YOUR TASK. Each entry is to be output precisely as it appears.

== Segment start ==

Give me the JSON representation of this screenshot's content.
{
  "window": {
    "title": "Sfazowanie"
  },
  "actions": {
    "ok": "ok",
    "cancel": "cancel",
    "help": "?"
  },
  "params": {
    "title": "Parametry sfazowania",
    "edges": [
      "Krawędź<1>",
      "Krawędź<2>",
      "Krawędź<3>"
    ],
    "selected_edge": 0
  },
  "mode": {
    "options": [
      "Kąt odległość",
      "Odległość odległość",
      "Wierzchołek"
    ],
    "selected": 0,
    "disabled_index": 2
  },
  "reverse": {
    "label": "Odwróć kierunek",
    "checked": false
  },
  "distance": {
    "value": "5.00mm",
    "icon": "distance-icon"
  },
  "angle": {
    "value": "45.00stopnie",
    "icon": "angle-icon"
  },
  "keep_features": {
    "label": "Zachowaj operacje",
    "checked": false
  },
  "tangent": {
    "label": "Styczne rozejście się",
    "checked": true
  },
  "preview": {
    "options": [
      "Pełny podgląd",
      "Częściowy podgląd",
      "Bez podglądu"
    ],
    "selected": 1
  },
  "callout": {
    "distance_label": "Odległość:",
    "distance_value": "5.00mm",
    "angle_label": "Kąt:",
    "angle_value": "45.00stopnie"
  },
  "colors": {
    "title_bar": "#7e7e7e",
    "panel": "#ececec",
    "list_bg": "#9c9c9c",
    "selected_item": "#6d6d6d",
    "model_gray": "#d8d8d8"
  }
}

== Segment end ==

YOUR SOLUTION.
Give me the JSON representation of this screenshot's content.
{
  "window": {
    "title": "Sfazowanie"
  },
  "actions": {
    "ok": "ok",
    "cancel": "cancel",
    "help": "?"
  },
  "params": {
    "title": "Parametry sfazowania",
    "edges": [
      "Krawędź<1>",
      "Krawędź<2>",
      "Krawędź<3>"
    ],
    "selected_edge": 0
  },
  "mode": {
    "options": [
      "Kąt odległość",
      "Odległość odległość",
      "Wierzchołek"
    ],
    "selected": 0,
    "disabled_index": 2
  },
  "reverse": {
    "label": "Odwróć kierunek",
    "checked": false
  },
  "distance": {
    "value": "5.00mm",
    "icon": "distance-icon"
  },
  "angle": {
    "value": "45.00stopnie",
    "icon": "angle-icon"
  },
  "keep_features": {
    "label": "Zachowaj operacje",
    "checked": false
  },
  "tangent": {
    "label": "Styczne rozejście się",
    "checked": true
  },
  "preview": {
    "options": [
      "Pełny podgląd",
      "Częściowy podgląd",
      "Bez podglądu"
    ],
    "selected": 1
  },
  "callout": {
    "distance_label": "Odległość:",
    "distance_value": "5.00mm",
    "angle_label": "Kąt:",
    "angle_value": "45.00stopnie"
  },
  "colors": {
    "title_bar": "#7e7e7e",
    "panel": "#ececec",
    "list_bg": "#9c9c9c",
    "selected_item": "#6d6d6d",
    "model_gray": "#d8d8d8"
  }
}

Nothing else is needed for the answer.